* EXERCISE BRIEF *
Check every line of the data below for the word "drives" and say how many have it, without further comment.

* GIVEN ENTRIES *
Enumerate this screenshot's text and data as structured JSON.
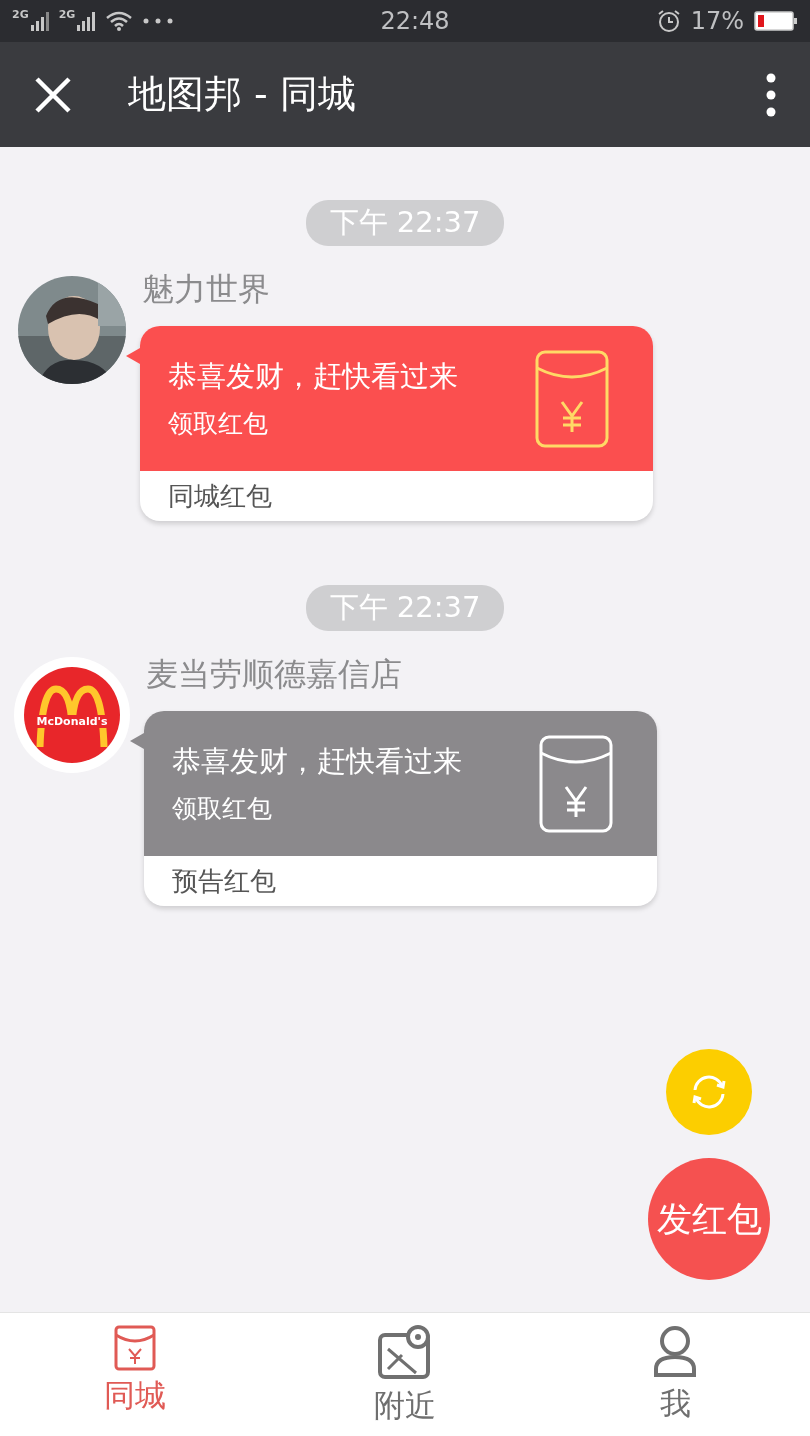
{
  "status_bar": {
    "network_1": "2G",
    "network_2": "2G",
    "time": "22:48",
    "battery": "17%"
  },
  "app_bar": {
    "title": "地图邦 - 同城"
  },
  "messages": [
    {
      "time": "下午 22:37",
      "sender": "魅力世界",
      "color": "#fb4f4f",
      "title": "恭喜发财，赶快看过来",
      "action": "领取红包",
      "footer": "同城红包"
    },
    {
      "time": "下午 22:37",
      "sender": "麦当劳顺德嘉信店",
      "avatar": {
        "kind": "logo",
        "text": "McDonald's"
      },
      "color": "#8b898c",
      "title": "恭喜发财，赶快看过来",
      "action": "领取红包",
      "footer": "预告红包"
    }
  ],
  "send_button": "发红包",
  "tabs": [
    {
      "label": "同城",
      "selected": true,
      "kind": "envelope"
    },
    {
      "label": "附近",
      "selected": false,
      "kind": "map"
    },
    {
      "label": "我",
      "selected": false,
      "kind": "person"
    }
  ]
}
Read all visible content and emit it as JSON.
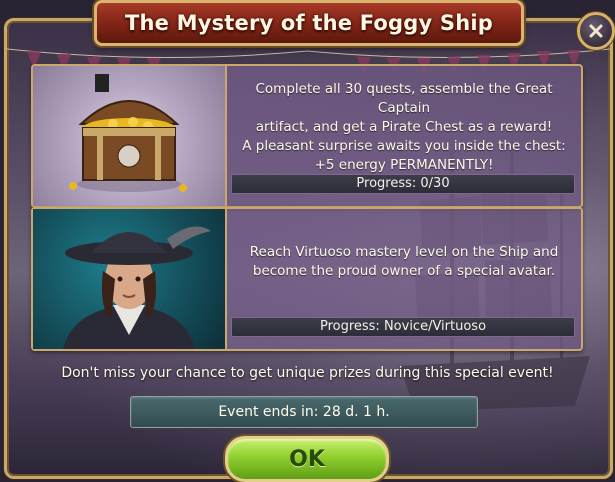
{
  "dialog": {
    "title": "The Mystery of the Foggy Ship",
    "close_icon": "close-x-icon"
  },
  "rewards": [
    {
      "image": "pirate-treasure-chest",
      "lines": [
        "Complete all 30 quests, assemble the Great Captain",
        "artifact, and get a Pirate Chest as a reward!",
        "A pleasant surprise awaits you inside the chest:",
        "+5 energy PERMANENTLY!"
      ],
      "progress": "Progress: 0/30"
    },
    {
      "image": "pirate-captain-avatar",
      "lines": [
        "Reach Virtuoso mastery level on the Ship and",
        "become the proud owner of a special avatar."
      ],
      "progress": "Progress: Novice/Virtuoso"
    }
  ],
  "footer": {
    "message": "Don't miss your chance to get unique prizes during this special event!",
    "event_ends": "Event ends in: 28 d. 1 h.",
    "ok_label": "OK"
  },
  "colors": {
    "title_banner": "#8a2a1a",
    "frame_gold": "#c9a86a",
    "ok_green": "#8fcf2e",
    "panel_purple": "#78608c"
  }
}
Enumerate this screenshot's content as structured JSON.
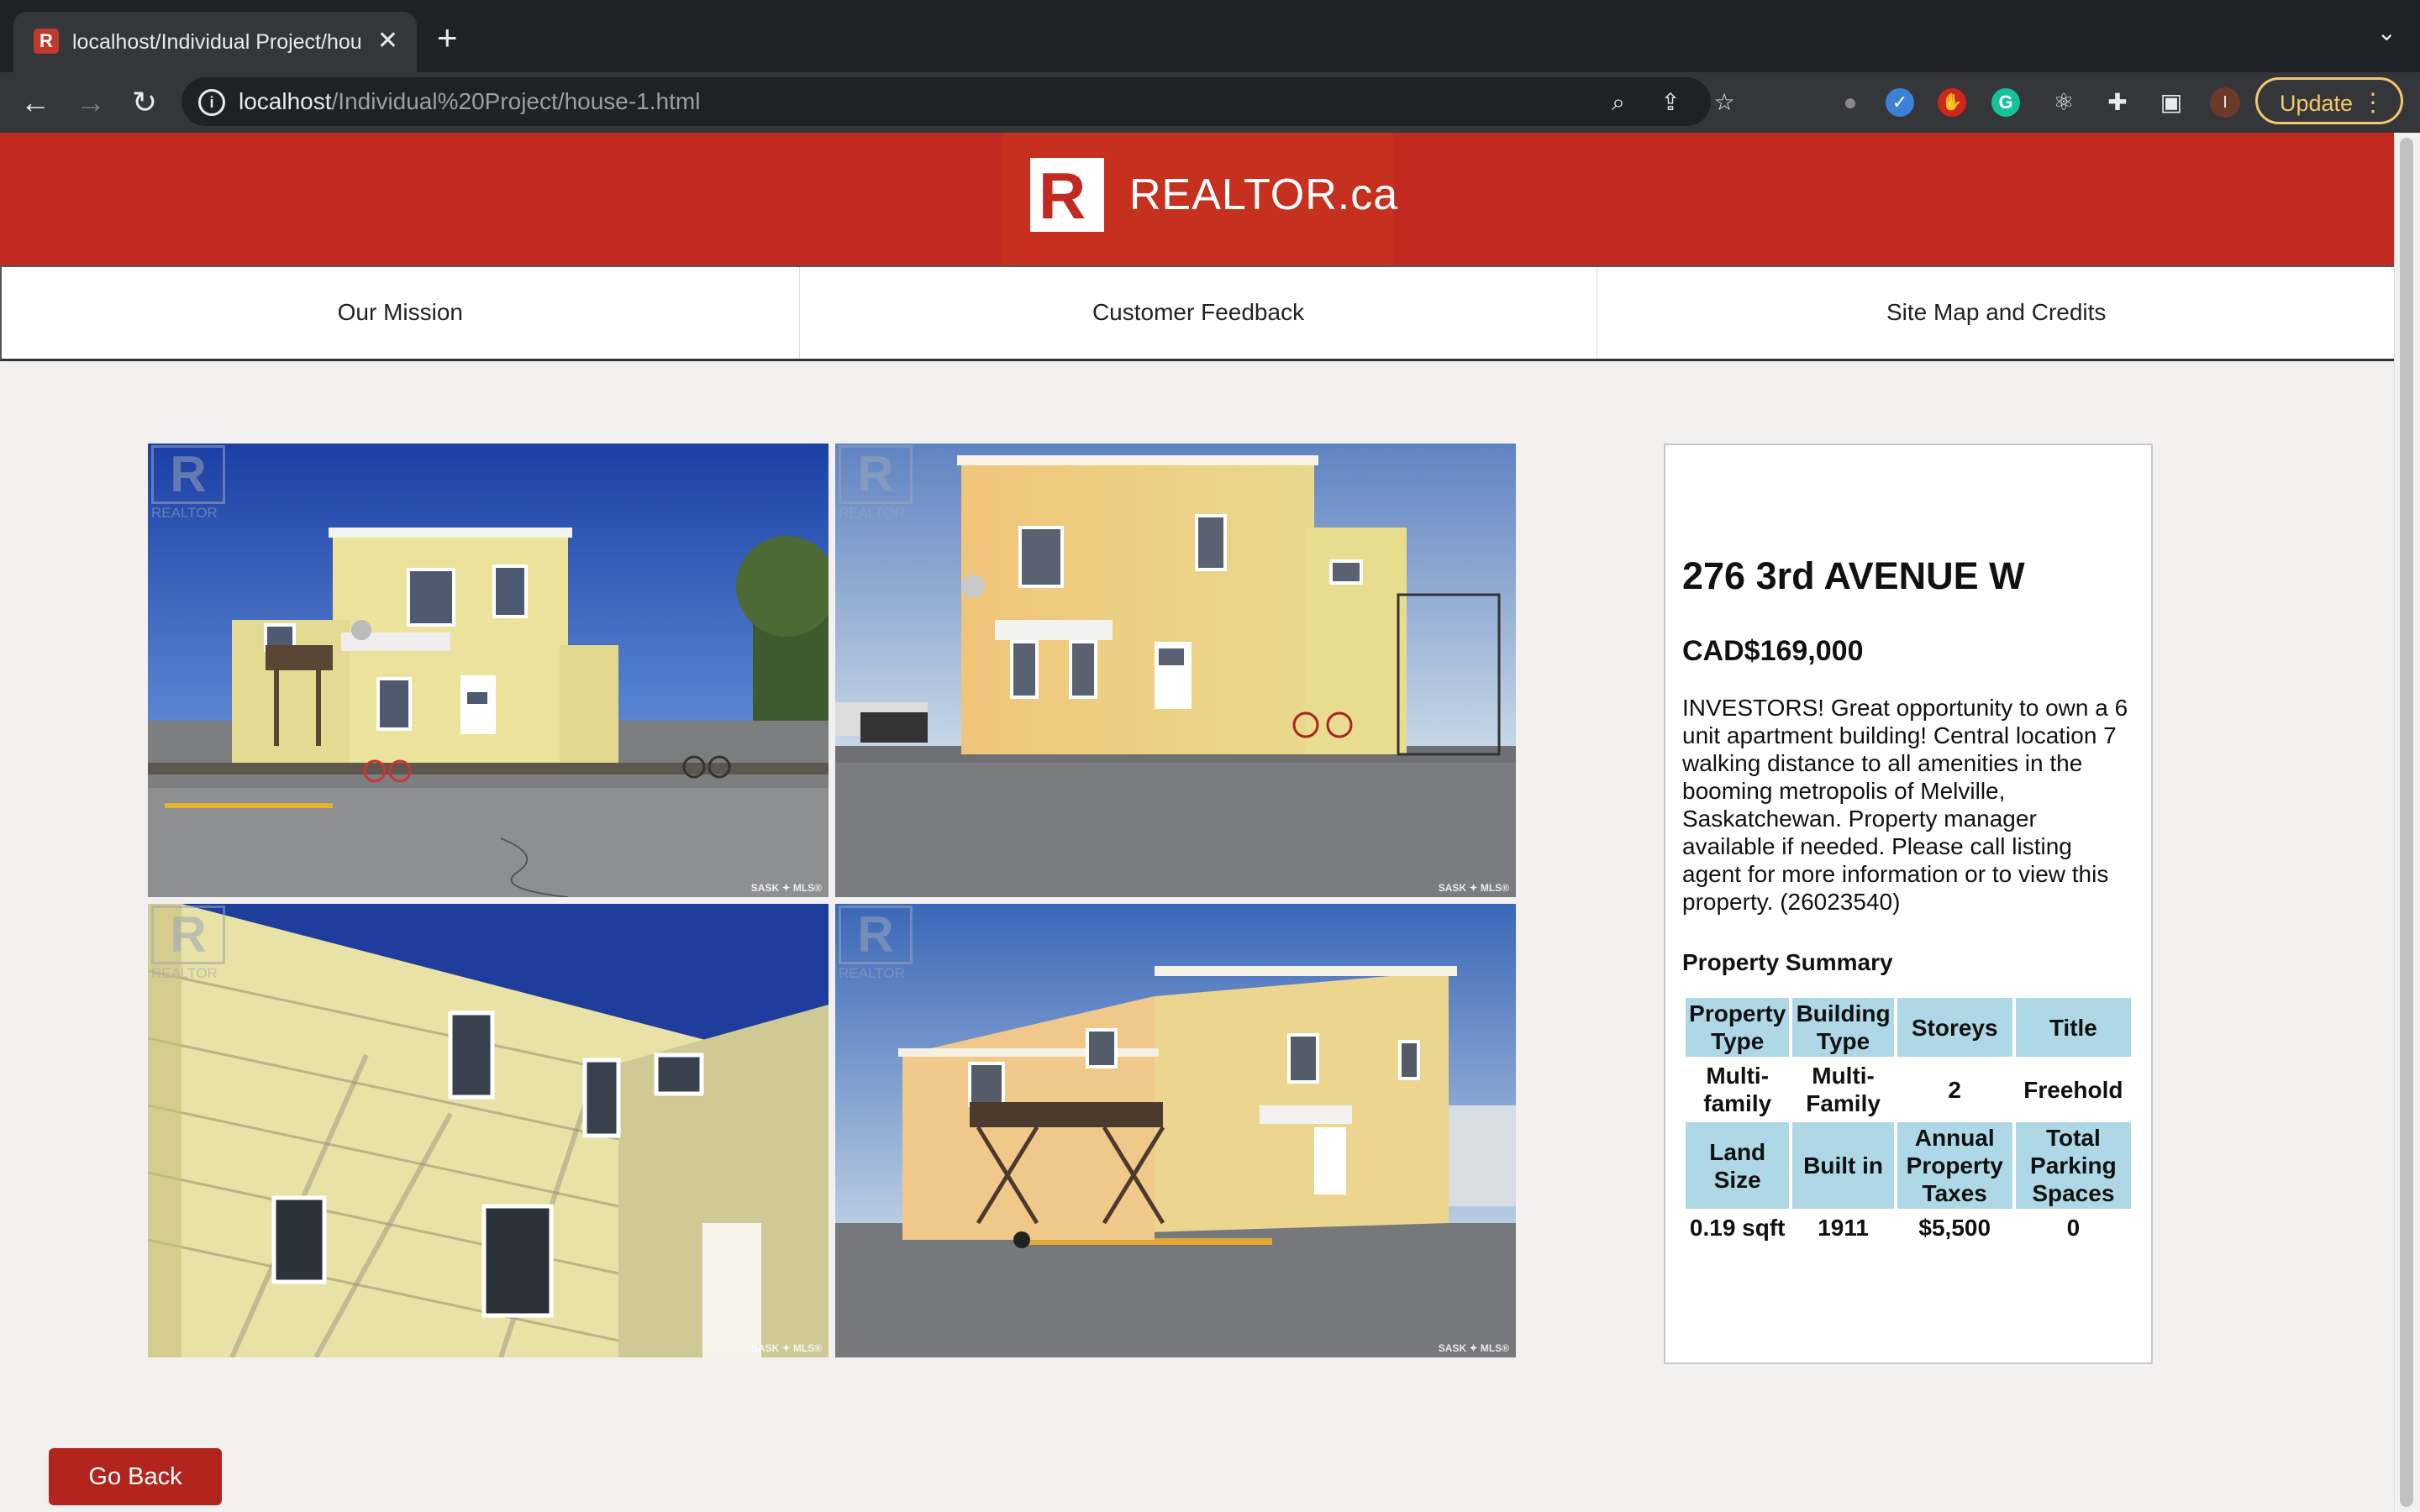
{
  "browser": {
    "tab_title": "localhost/Individual Project/hou",
    "favicon_letter": "R",
    "close_glyph": "✕",
    "new_tab_glyph": "+",
    "url_host": "localhost",
    "url_path": "/Individual%20Project/house-1.html",
    "update_label": "Update",
    "profile_initial": "I",
    "icons": [
      "back-icon",
      "forward-icon",
      "reload-icon",
      "info-icon",
      "zoom-icon",
      "share-icon",
      "star-icon",
      "extension-icon",
      "puzzle-icon",
      "sidebar-icon",
      "profile-icon",
      "menu-icon"
    ]
  },
  "header": {
    "logo_letter": "R",
    "logo_text": "REALTOR.ca",
    "brand_color": "#c22a21"
  },
  "nav": {
    "items": [
      {
        "label": "Our Mission"
      },
      {
        "label": "Customer Feedback"
      },
      {
        "label": "Site Map and Credits"
      }
    ]
  },
  "gallery": {
    "watermark_text": "REALTOR",
    "corner_mark": "SASK ✦ MLS®"
  },
  "listing": {
    "address": "276 3rd AVENUE W",
    "price": "CAD$169,000",
    "description": "INVESTORS! Great opportunity to own a 6 unit apartment building! Central location 7 walking distance to all amenities in the booming metropolis of Melville, Saskatchewan. Property manager available if needed. Please call listing agent for more information or to view this property. (26023540)",
    "summary_title": "Property Summary",
    "table": {
      "row1_headers": [
        "Property Type",
        "Building Type",
        "Storeys",
        "Title"
      ],
      "row1_values": [
        "Multi-family",
        "Multi-Family",
        "2",
        "Freehold"
      ],
      "row2_headers": [
        "Land Size",
        "Built in",
        "Annual Property Taxes",
        "Total Parking Spaces"
      ],
      "row2_values": [
        "0.19 sqft",
        "1911",
        "$5,500",
        "0"
      ]
    },
    "header_cell_color": "#aed8e6"
  },
  "actions": {
    "go_back_label": "Go Back"
  }
}
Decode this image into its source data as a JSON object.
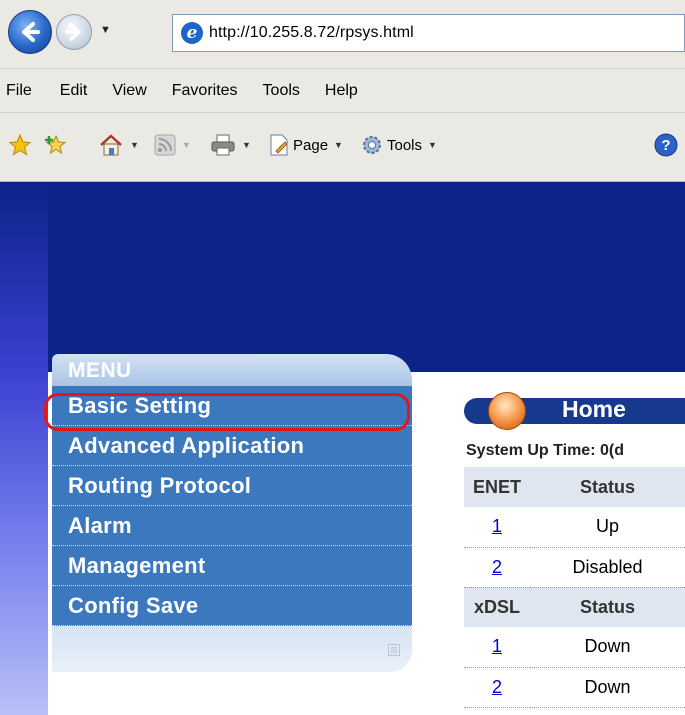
{
  "browser": {
    "url": "http://10.255.8.72/rpsys.html",
    "menu": [
      "File",
      "Edit",
      "View",
      "Favorites",
      "Tools",
      "Help"
    ],
    "command_bar": {
      "page_label": "Page",
      "tools_label": "Tools"
    }
  },
  "side_menu": {
    "header": "MENU",
    "items": [
      "Basic Setting",
      "Advanced Application",
      "Routing Protocol",
      "Alarm",
      "Management",
      "Config Save"
    ],
    "highlighted_item": "Basic Setting"
  },
  "home": {
    "title": "Home",
    "uptime_text": "System Up Time: 0(d"
  },
  "enet_table": {
    "headers": [
      "ENET",
      "Status"
    ],
    "rows": [
      {
        "port": "1",
        "status": "Up"
      },
      {
        "port": "2",
        "status": "Disabled"
      }
    ]
  },
  "xdsl_table": {
    "headers": [
      "xDSL",
      "Status"
    ],
    "rows": [
      {
        "port": "1",
        "status": "Down"
      },
      {
        "port": "2",
        "status": "Down"
      }
    ]
  },
  "colors": {
    "banner": "#0c2489",
    "menu_item_bg": "#3b78bd",
    "highlight_ring": "#e01818",
    "home_pill": "#17398d"
  }
}
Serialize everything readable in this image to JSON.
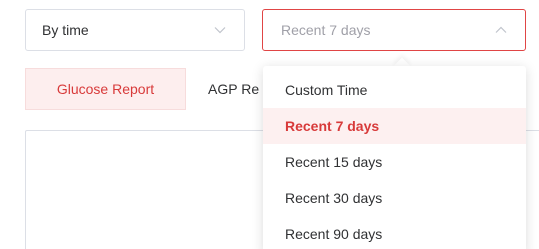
{
  "mode_select": {
    "value": "By time",
    "icon": "chevron-down-icon"
  },
  "range_select": {
    "value": "Recent 7 days",
    "icon": "chevron-up-icon",
    "focused": true
  },
  "tabs": [
    {
      "label": "Glucose Report",
      "active": true
    },
    {
      "label": "AGP Re",
      "active": false
    }
  ],
  "dropdown": {
    "options": [
      {
        "label": "Custom Time",
        "selected": false
      },
      {
        "label": "Recent 7 days",
        "selected": true
      },
      {
        "label": "Recent 15 days",
        "selected": false
      },
      {
        "label": "Recent 30 days",
        "selected": false
      },
      {
        "label": "Recent 90 days",
        "selected": false
      }
    ]
  },
  "colors": {
    "accent": "#d83a3a",
    "accent_bg": "#fdeeee",
    "border": "#dcdfe6",
    "focus_border": "#e04545"
  }
}
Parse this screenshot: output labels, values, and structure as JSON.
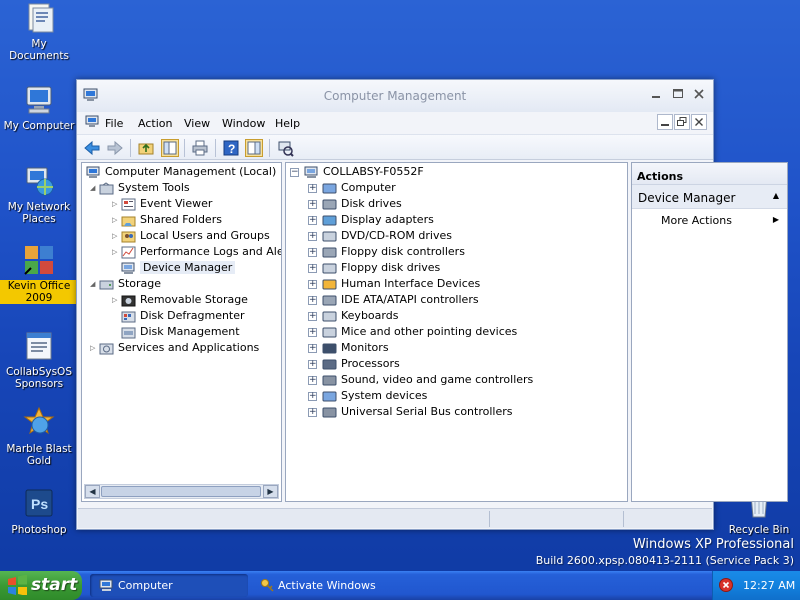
{
  "desktop": {
    "icons": [
      {
        "label": "My Documents"
      },
      {
        "label": "My Computer"
      },
      {
        "label": "My Network Places"
      },
      {
        "label": "Kevin Office 2009"
      },
      {
        "label": "CollabSysOS Sponsors"
      },
      {
        "label": "Marble Blast Gold"
      },
      {
        "label": "Photoshop"
      },
      {
        "label": "Recycle Bin"
      }
    ],
    "watermark": {
      "edition": "Windows XP Professional",
      "build": "Build 2600.xpsp.080413-2111 (Service Pack 3)"
    }
  },
  "window": {
    "title": "Computer Management",
    "menus": [
      "File",
      "Action",
      "View",
      "Window",
      "Help"
    ],
    "tree": {
      "root": "Computer Management (Local)",
      "system_tools": "System Tools",
      "event_viewer": "Event Viewer",
      "shared_folders": "Shared Folders",
      "local_users": "Local Users and Groups",
      "perf_logs": "Performance Logs and Alerts",
      "device_manager": "Device Manager",
      "storage": "Storage",
      "removable_storage": "Removable Storage",
      "disk_defrag": "Disk Defragmenter",
      "disk_mgmt": "Disk Management",
      "services_apps": "Services and Applications"
    },
    "devices": {
      "computer_name": "COLLABSY-F0552F",
      "categories": [
        "Computer",
        "Disk drives",
        "Display adapters",
        "DVD/CD-ROM drives",
        "Floppy disk controllers",
        "Floppy disk drives",
        "Human Interface Devices",
        "IDE ATA/ATAPI controllers",
        "Keyboards",
        "Mice and other pointing devices",
        "Monitors",
        "Processors",
        "Sound, video and game controllers",
        "System devices",
        "Universal Serial Bus controllers"
      ]
    },
    "actions": {
      "header": "Actions",
      "section": "Device Manager",
      "more_actions": "More Actions"
    }
  },
  "taskbar": {
    "start": "start",
    "tasks": [
      "Computer Management",
      "Activate Windows"
    ],
    "clock": "12:27 AM"
  }
}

* FINISHED TASK *
3